Schlesinger cites MacCulloch (1983) as follows: “…after studying sadistic fantas
Schlesinger cites MacCulloch (1983) as follows: “…after studying sadistic fantasy and its relationship to offending, MacCulloch et al. (1983) were unable to differentiate those who act on their fantasies from a larger number who do not… not all individuals who entertain sadistic fantasies act out these fantasies… the number of individuals who actually go on to act out the fantasies depicted in their drawings or writings is relatively small.” The Valle case is a crime of thought; he was arrested for having thoughts, and for discussing those thoughts with others.
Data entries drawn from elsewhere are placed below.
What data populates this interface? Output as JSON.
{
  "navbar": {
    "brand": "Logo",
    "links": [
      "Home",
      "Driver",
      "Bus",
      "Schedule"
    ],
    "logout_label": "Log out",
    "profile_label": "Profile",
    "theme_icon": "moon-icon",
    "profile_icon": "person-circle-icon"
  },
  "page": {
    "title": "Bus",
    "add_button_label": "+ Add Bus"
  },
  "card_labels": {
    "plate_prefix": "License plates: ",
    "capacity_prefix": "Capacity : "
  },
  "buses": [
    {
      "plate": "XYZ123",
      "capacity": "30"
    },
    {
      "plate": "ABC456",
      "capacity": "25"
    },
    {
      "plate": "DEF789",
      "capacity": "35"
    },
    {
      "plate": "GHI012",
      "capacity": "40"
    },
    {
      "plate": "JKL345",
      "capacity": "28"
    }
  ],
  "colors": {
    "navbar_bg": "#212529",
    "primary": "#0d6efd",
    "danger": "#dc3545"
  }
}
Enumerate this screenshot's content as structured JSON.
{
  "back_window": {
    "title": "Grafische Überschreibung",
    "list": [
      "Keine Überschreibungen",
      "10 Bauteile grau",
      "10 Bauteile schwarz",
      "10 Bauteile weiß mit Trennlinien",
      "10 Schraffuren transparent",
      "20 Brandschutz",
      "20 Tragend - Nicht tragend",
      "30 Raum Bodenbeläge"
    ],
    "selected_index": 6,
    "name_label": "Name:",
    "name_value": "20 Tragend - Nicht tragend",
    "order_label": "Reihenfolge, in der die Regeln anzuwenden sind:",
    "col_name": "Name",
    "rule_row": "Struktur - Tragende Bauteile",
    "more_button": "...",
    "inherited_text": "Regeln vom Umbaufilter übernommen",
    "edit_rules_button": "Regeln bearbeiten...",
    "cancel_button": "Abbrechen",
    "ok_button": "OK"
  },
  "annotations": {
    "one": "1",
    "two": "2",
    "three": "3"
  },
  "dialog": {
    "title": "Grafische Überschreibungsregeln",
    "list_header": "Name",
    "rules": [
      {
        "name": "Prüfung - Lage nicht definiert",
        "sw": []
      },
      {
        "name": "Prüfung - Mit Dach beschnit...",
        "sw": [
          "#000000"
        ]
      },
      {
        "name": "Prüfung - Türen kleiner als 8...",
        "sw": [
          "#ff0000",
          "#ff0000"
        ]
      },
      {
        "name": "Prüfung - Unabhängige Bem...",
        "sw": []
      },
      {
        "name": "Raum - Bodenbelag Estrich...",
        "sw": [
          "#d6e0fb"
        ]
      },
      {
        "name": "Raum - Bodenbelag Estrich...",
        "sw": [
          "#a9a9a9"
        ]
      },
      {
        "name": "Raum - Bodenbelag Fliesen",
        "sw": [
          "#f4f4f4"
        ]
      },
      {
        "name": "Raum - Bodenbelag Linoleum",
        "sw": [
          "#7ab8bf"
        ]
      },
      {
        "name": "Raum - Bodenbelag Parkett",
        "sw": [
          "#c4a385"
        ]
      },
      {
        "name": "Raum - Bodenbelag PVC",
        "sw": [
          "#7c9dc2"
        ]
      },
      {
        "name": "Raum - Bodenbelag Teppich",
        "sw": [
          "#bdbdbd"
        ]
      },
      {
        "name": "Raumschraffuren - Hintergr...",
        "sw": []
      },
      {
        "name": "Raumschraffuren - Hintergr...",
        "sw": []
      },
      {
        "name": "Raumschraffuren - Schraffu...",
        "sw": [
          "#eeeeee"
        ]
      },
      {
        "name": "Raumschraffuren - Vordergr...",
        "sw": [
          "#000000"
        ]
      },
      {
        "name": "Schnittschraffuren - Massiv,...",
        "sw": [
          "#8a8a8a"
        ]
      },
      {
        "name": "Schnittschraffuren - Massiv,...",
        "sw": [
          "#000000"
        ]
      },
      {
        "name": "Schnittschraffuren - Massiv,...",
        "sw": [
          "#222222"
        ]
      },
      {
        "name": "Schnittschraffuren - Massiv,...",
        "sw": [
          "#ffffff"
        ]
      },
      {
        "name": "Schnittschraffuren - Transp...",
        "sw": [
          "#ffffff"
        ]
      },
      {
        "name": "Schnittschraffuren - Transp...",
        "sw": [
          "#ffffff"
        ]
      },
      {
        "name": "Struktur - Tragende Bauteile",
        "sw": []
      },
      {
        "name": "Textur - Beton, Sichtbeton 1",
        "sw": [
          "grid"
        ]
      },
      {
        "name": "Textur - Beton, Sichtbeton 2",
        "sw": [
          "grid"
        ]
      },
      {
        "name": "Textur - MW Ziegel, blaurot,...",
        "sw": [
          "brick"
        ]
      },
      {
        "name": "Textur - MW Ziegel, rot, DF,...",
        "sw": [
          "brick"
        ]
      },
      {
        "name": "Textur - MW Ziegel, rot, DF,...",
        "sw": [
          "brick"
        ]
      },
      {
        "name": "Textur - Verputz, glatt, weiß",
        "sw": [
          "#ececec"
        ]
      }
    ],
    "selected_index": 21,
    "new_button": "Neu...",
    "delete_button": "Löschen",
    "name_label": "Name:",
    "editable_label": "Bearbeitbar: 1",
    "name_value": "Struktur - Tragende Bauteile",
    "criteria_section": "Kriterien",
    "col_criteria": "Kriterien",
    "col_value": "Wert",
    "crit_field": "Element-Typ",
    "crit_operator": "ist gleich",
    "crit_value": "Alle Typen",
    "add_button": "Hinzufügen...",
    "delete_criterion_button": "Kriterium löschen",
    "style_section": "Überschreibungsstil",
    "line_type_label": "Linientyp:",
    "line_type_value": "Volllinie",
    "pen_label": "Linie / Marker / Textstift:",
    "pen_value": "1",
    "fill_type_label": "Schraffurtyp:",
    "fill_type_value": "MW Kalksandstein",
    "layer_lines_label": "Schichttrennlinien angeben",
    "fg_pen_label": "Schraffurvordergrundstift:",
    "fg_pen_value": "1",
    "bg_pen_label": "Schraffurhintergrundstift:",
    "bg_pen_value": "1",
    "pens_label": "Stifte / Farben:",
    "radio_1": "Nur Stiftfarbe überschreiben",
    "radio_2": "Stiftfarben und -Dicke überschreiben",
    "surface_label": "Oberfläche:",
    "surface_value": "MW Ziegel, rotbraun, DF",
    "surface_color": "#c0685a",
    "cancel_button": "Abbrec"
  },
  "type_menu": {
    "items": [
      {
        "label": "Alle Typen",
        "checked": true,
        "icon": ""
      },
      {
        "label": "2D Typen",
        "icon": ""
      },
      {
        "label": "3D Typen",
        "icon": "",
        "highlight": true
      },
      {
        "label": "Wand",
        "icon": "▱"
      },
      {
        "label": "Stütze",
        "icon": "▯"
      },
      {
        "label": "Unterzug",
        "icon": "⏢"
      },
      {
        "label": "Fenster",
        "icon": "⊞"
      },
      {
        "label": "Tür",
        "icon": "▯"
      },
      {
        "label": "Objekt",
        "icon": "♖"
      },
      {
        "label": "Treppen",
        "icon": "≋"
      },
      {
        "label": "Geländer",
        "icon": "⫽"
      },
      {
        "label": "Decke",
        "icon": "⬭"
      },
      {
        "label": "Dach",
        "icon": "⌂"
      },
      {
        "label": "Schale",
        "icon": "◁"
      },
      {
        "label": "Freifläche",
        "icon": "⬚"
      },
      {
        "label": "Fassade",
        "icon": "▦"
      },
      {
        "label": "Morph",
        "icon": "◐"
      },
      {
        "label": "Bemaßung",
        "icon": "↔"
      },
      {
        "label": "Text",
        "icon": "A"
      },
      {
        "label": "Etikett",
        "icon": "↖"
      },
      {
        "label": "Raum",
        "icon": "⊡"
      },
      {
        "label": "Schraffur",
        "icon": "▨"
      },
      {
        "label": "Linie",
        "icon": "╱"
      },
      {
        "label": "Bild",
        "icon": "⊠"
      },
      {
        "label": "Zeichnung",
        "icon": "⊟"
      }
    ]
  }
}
Ultimately, he never acted on his thoughts. We know, via MacCulloch, that every person who has a thought (no matter how repulsive that thought may be) does not act on that thought. However – we also from Schlesinger; sadistic fantasy with compulsion to act (compulsion is a very specific clinical concept) and the need to control and dominate others are risk factors of potential concern for sexual offending behavior. 1. Present to the board ONE of the forensic constructs you wrote about in your assignment (i.e., risk, danger, antisociality, personality, psychopathy, urges, sex offenses, etc). Explain to the board how the clinical construct you wrote about is relevant to the case study. Explain the relevance – in detail – of the construct you chose to the case. Cite from the Valle videos using in-text time-stamps. 2. Present to the board your stance regarding the idea that Valle was charged based on thoughts he had; not actions. Defend, either way, (perhaps based on MacCulloch versus Schlesinger’s points) whether or not Valle’s acquittal is proper. Should he have been found guilty? If so, of what? Defend your stance. Should he have been found not guilty? Defend your stance.

Leave a Reply

Your email address will not be published.

Click=Order Your Paper Now !